What the task asks. In the data below, find every line with the word "countries" and copy it.
(Dataset excerpts Opens)
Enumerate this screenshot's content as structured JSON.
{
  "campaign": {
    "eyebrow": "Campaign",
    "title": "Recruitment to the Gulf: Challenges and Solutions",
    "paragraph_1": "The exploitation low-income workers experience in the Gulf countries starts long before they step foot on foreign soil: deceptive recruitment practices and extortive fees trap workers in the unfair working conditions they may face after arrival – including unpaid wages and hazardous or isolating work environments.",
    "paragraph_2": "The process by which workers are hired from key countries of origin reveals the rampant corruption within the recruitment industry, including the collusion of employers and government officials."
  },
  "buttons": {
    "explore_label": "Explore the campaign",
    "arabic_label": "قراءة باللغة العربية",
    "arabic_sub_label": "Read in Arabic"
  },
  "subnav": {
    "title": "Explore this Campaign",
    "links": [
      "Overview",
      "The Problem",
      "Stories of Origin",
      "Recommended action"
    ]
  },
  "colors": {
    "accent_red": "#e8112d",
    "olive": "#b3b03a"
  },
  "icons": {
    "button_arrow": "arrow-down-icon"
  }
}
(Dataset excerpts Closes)
Output.
    "paragraph_1": "The exploitation low-income workers experience in the Gulf countries starts long before they step foot on foreign soil: deceptive recruitment practices and extortive fees trap workers in the unfair working conditions they may face after arrival – including unpaid wages and hazardous or isolating work environments.",
    "paragraph_2": "The process by which workers are hired from key countries of origin reveals the rampant corruption within the recruitment industry, including the collusion of employers and government officials."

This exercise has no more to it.